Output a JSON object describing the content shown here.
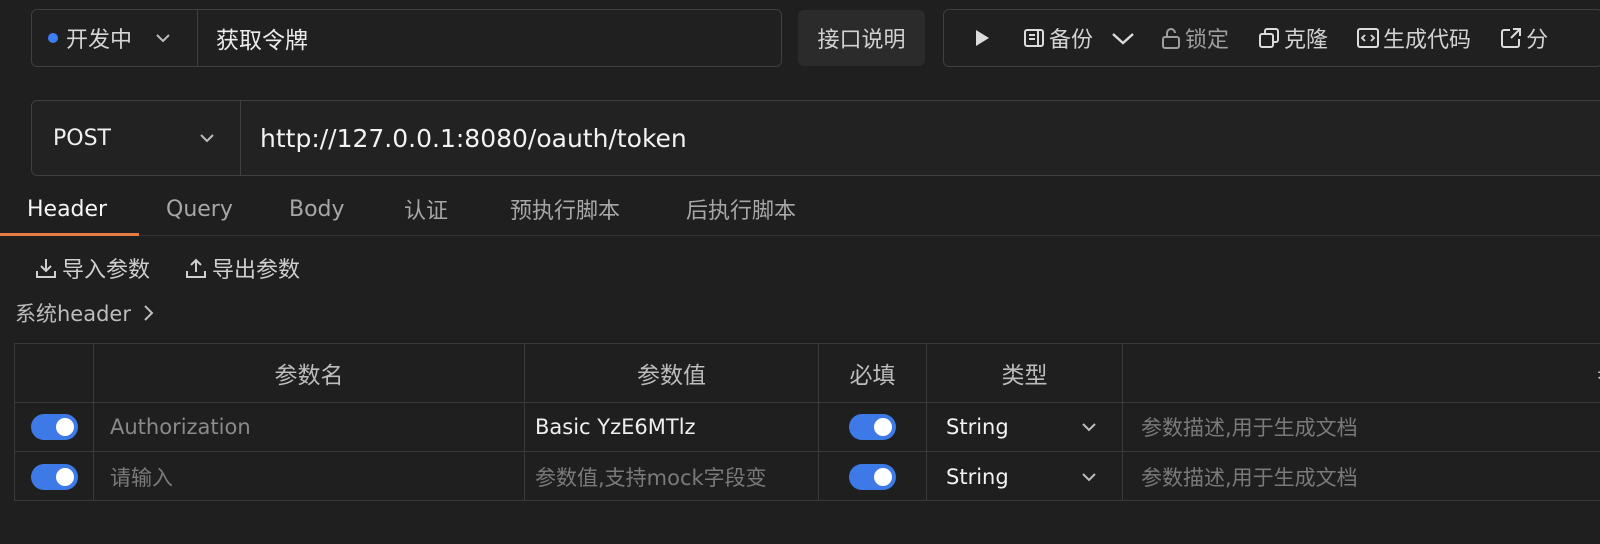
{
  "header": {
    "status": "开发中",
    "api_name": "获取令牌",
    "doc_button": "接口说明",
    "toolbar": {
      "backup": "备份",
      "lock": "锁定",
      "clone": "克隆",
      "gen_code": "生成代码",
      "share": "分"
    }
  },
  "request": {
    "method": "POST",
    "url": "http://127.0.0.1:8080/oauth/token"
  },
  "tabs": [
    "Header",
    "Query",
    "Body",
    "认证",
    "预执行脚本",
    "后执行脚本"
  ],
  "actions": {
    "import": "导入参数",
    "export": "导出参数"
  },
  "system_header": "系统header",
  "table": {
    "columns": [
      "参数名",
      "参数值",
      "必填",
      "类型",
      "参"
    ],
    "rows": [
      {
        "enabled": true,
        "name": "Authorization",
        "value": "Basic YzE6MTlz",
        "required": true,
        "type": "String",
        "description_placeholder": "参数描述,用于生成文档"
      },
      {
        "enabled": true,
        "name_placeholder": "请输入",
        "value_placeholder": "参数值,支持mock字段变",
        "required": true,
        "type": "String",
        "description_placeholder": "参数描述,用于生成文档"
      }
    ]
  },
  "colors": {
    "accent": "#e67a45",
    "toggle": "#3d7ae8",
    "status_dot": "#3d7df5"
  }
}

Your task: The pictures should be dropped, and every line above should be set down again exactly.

Written solution:
Output a JSON object describing the content shown here.
{
  "header": {
    "status": "开发中",
    "api_name": "获取令牌",
    "doc_button": "接口说明",
    "toolbar": {
      "backup": "备份",
      "lock": "锁定",
      "clone": "克隆",
      "gen_code": "生成代码",
      "share": "分"
    }
  },
  "request": {
    "method": "POST",
    "url": "http://127.0.0.1:8080/oauth/token"
  },
  "tabs": [
    "Header",
    "Query",
    "Body",
    "认证",
    "预执行脚本",
    "后执行脚本"
  ],
  "actions": {
    "import": "导入参数",
    "export": "导出参数"
  },
  "system_header": "系统header",
  "table": {
    "columns": [
      "参数名",
      "参数值",
      "必填",
      "类型",
      "参"
    ],
    "rows": [
      {
        "enabled": true,
        "name": "Authorization",
        "value": "Basic YzE6MTlz",
        "required": true,
        "type": "String",
        "description_placeholder": "参数描述,用于生成文档"
      },
      {
        "enabled": true,
        "name_placeholder": "请输入",
        "value_placeholder": "参数值,支持mock字段变",
        "required": true,
        "type": "String",
        "description_placeholder": "参数描述,用于生成文档"
      }
    ]
  },
  "colors": {
    "accent": "#e67a45",
    "toggle": "#3d7ae8",
    "status_dot": "#3d7df5"
  }
}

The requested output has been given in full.